Kucinich, an outspoken opponent to the wars in Iraq and Afghanistan, said in a statement that the president does not have the Constitutional power to unilaterally declare war and called on House Speaker John Boehner and Senate Majority Leader Harry Reid to immediately call the Congress back into session “to decide whether or not to authorize the United States’ participation in a military strike.”
“While the action is billed as protecting the civilians of Libya, a no-fly-zone begins with an attack on the air defenses of Libya and Qaddafi forces. It is an act of war.
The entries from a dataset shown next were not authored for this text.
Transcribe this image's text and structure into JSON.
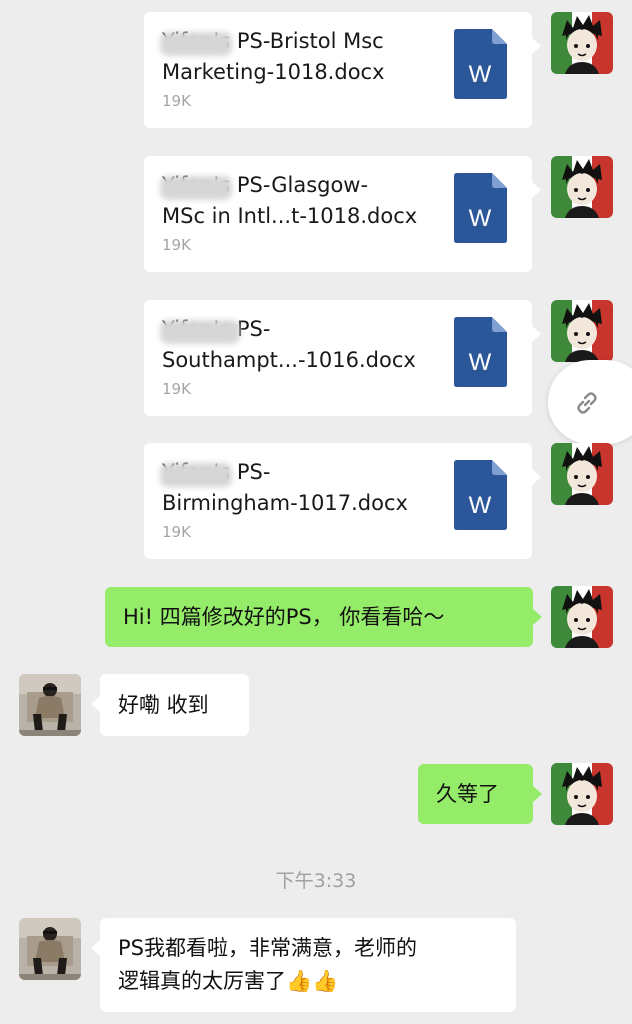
{
  "files": [
    {
      "name": "Yifan's PS-Bristol Msc\nMarketing-1018.docx",
      "size": "19K",
      "type_icon": "word-icon"
    },
    {
      "name": "Yifan's PS-Glasgow-\nMSc in Intl...t-1018.docx",
      "size": "19K",
      "type_icon": "word-icon"
    },
    {
      "name": "Yifan's PS-\nSouthampt...-1016.docx",
      "size": "19K",
      "type_icon": "word-icon"
    },
    {
      "name": "Yifan's PS-\nBirmingham-1017.docx",
      "size": "19K",
      "type_icon": "word-icon"
    }
  ],
  "messages": {
    "m1": "Hi! 四篇修改好的PS， 你看看哈～",
    "m2": "好嘞 收到",
    "m3": "久等了",
    "m4_line1": "PS我都看啦，非常满意，老师的",
    "m4_line2": "逻辑真的太厉害了",
    "m4_emoji": "👍👍"
  },
  "timestamp": "下午3:33",
  "word_letter": "W",
  "colors": {
    "bubble_green": "#95ec69",
    "background": "#ededed",
    "word_blue": "#2b579a"
  },
  "floating_button": "link-icon"
}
The president made statements which attempt to minimize U.S. action, but U.S. planes may drop U.S. bombs and U.S. missiles may be involved in striking another sovereign nation. War from the air is still war,” Kucinich, D-Ohio, wrote in a letter to Congressional leaders Friday afternoon. “Whether the U.S. takes military action is not for the UN alone to decide. There is a constitutional imperative in the United States with respect to deciding to commit our U.S. armed forces to war.”
“Both houses of Congress must weigh in,” he added. “This is not for the President alone, or for a few high ranking Members of Congress to decide.”
But the chairman of the House Permanent Select Committee on Intelligence, Rep. Mike Rogers, R-Michigan, told ABC News Friday afternoon that he did not believe Congressional authorization is necessary for U.S. involvement, and credited the president for opening up a White House national security briefing today to Congressional leaders from both parties.
“I don’t think he needs it,” Rogers said. “I think that he was smart to bring up members of Congress – both parties, put us in the Situation room, and talk about what he’s planning to do, to try to build Congressional support; I think that was the right decision. We do have to be in this together, there’s a lot going on in the world, the United States is in a lot of places right now, we need to do this together if we’re going to do it at all.”
Earlier Friday afternoon, President Obama issued an ultimatum to Libyan leader Moammar Gadhafi to immediately implement a ceasefire in all parts of Libya and allow international humanitarian assistance or risk military action against his regime.
"These terms are not subject to negotiation," President Obama said from the East Room of the White House Friday. "If Gadhafi does not comply with the resolution, the international community will impose consequences and the resolution will be enforced through military action."